What you return must be every line below that includes the word "icon".

**Input data:**
⟨
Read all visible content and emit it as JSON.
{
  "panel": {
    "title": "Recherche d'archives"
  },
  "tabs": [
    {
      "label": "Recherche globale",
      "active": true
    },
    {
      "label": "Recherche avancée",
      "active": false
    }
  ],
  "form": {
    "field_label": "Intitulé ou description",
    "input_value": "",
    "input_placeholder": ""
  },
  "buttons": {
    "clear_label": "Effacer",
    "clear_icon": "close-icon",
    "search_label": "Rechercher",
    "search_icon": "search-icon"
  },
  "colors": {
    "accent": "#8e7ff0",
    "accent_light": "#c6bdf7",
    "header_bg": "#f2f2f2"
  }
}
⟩
**Answer below:**
    "clear_icon": "close-icon",
    "search_icon": "search-icon"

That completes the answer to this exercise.